“The other big thing that people don’t realise is that licensing income is one of the major ways in which musicians and performers make any money, which come from licences which hairdressers and bars and restaurants pay for. And of course, they are not paying for them.

“There’s this double whammy of income destruction that is only going to get worse from where we are here, right now. This is the important thing people need to understand.”

The MU said its members have reported more than £21 million in lost income since the lockdown began on March 23, while the Ivors Academy of songwriters and composer anticipates a loss of £25,000 per member over a six-month period.

According to the Ivors Academy, it would take 62 million Spotify streams for an individual artist to break even on a £25,000 income loss due to the outbreak.

Gray, who is a director of royalty collection society PRS For Music, added: “We are in a crisis and the crisis has brought into stark relief the inequities of the streaming system.

“That has to be looked at, and it certainly has to be looked at by regulators.

“All of the bad actors in this need to be looking at themselves and saying ‘Are we doing the right thing here?’

“We are just trying to make as much noise as possible, get everybody to think about it, get consumers to think about what is happening to their money when they put it into this system, get musicians to learn what their rights are and how their rights are being manipulated.”

Gray said the money made from streaming is “not even beginning to be comparable” to that made from live performance.

He estimated that he had made less than £100 in streaming income over a 12-month period.

The MU and the Ivors Academy have also launched the Keep Music Alive campaign, calling streaming royalties “woefully insufficient” and starting a petition urging the Government to undertake a review of streaming.

On May 24, Broken Record will host an online festival as part of Charlatans singer Tim Burgess’s popular Twitter listening parties, which will feature music by Boy George and singer-songwriter John Grant.

A statement from Spotify said: “The vast majority of revenue generated on Spotify is paid out to rights holders, including labels, publishing companies, and distributors. To date, we’ve paid out 15 billion-plus euros.

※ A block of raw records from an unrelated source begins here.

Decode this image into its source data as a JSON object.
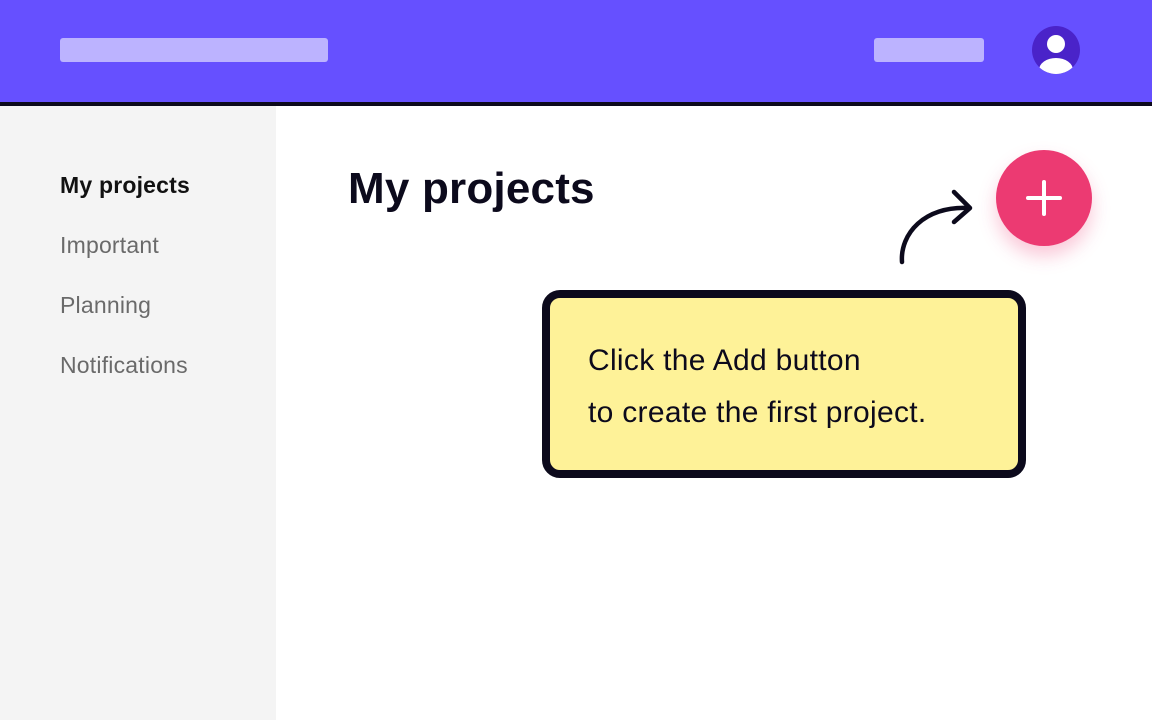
{
  "colors": {
    "header_bg": "#6650ff",
    "header_placeholder": "#bcb3ff",
    "avatar_bg": "#4a23c9",
    "sidebar_bg": "#f4f4f4",
    "fab_bg": "#ec3a72",
    "tooltip_bg": "#fef298",
    "ink": "#0c0a1c"
  },
  "header": {
    "logo_icon": "logo-placeholder",
    "nav_icon": "nav-placeholder",
    "avatar_icon": "user-avatar-icon"
  },
  "sidebar": {
    "items": [
      {
        "label": "My projects",
        "active": true
      },
      {
        "label": "Important",
        "active": false
      },
      {
        "label": "Planning",
        "active": false
      },
      {
        "label": "Notifications",
        "active": false
      }
    ]
  },
  "main": {
    "title": "My projects",
    "add_button_icon": "plus-icon",
    "hint_arrow_icon": "curved-arrow-icon",
    "tooltip": {
      "line1": "Click the Add button",
      "line2": "to create the first project."
    }
  }
}
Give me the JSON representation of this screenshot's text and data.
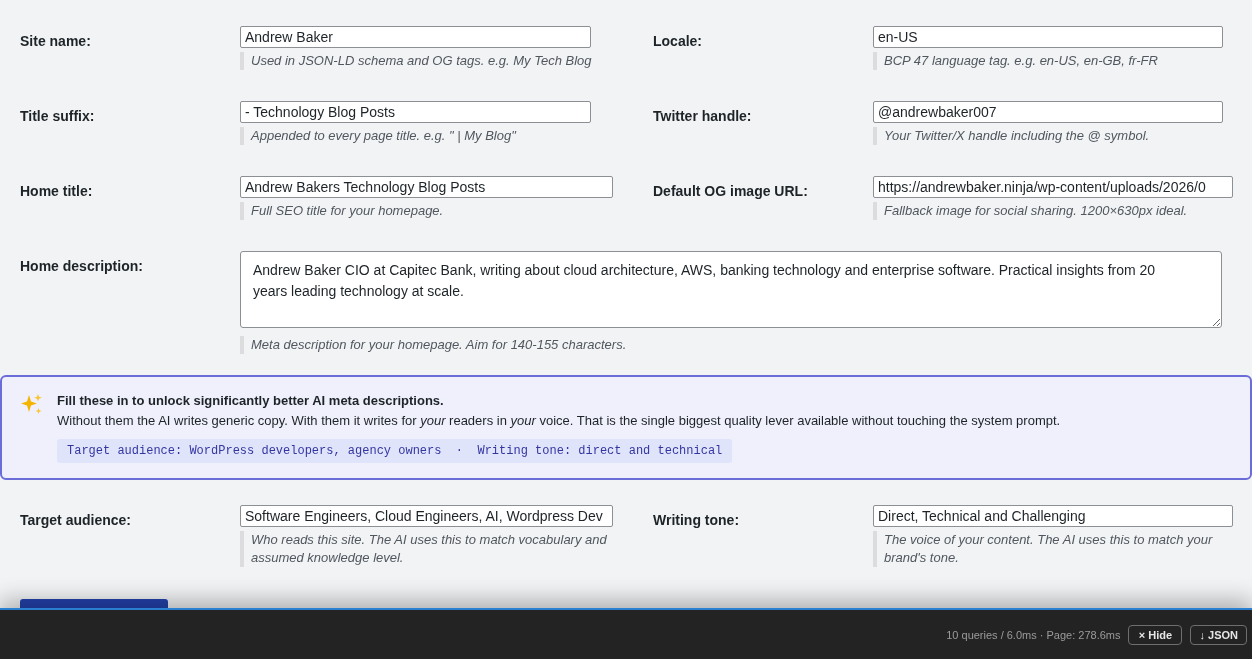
{
  "settings_rows": [
    {
      "fields": [
        {
          "kind": "text",
          "label": "Site name:",
          "value": "Andrew Baker",
          "help": "Used in JSON-LD schema and OG tags. e.g. My Tech Blog"
        },
        {
          "kind": "text",
          "label": "Locale:",
          "value": "en-US",
          "help": "BCP 47 language tag. e.g. en-US, en-GB, fr-FR"
        }
      ]
    },
    {
      "fields": [
        {
          "kind": "text",
          "label": "Title suffix:",
          "value": "- Technology Blog Posts",
          "help": "Appended to every page title. e.g. \" | My Blog\""
        },
        {
          "kind": "text",
          "label": "Twitter handle:",
          "value": "@andrewbaker007",
          "help": "Your Twitter/X handle including the @ symbol."
        }
      ]
    },
    {
      "fields": [
        {
          "kind": "text",
          "label": "Home title:",
          "value": "Andrew Bakers Technology Blog Posts",
          "help": "Full SEO title for your homepage."
        },
        {
          "kind": "text",
          "label": "Default OG image URL:",
          "value": "https://andrewbaker.ninja/wp-content/uploads/2026/0",
          "help": "Fallback image for social sharing. 1200×630px ideal."
        }
      ]
    },
    {
      "fields": [
        {
          "kind": "textarea",
          "label": "Home description:",
          "value": "Andrew Baker CIO at Capitec Bank, writing about cloud architecture, AWS, banking technology and enterprise software. Practical insights from 20 years leading technology at scale.",
          "help": "Meta description for your homepage. Aim for 140-155 characters."
        }
      ]
    }
  ],
  "ai_tip": {
    "title": "Fill these in to unlock significantly better AI meta descriptions.",
    "body": "Without them the AI writes generic copy. With them it writes for *your* readers in *your* voice. That is the single biggest quality lever available without touching the system prompt.",
    "example": "Target audience: WordPress developers, agency owners  ·  Writing tone: direct and technical"
  },
  "voice_rows": [
    {
      "fields": [
        {
          "kind": "text",
          "label": "Target audience:",
          "value": "Software Engineers, Cloud Engineers, AI, Wordpress Dev",
          "help": "Who reads this site. The AI uses this to match vocabulary and assumed knowledge level."
        },
        {
          "kind": "text",
          "label": "Writing tone:",
          "value": "Direct, Technical and Challenging",
          "help": "The voice of your content. The AI uses this to match your brand's tone."
        }
      ]
    }
  ],
  "submit_button": {
    "kind": "primary"
  },
  "debug_bar": {
    "stats": "10 queries / 6.0ms · Page: 278.6ms",
    "buttons": [
      "× Hide",
      "↓ JSON"
    ]
  }
}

“By connecting more creators and listeners, and leveraging the strength of our global reach, Spotify is helping fuel the growth of the music industry overall, which just experienced its fifth straight year of growth.”

Already a subscriber? Sign in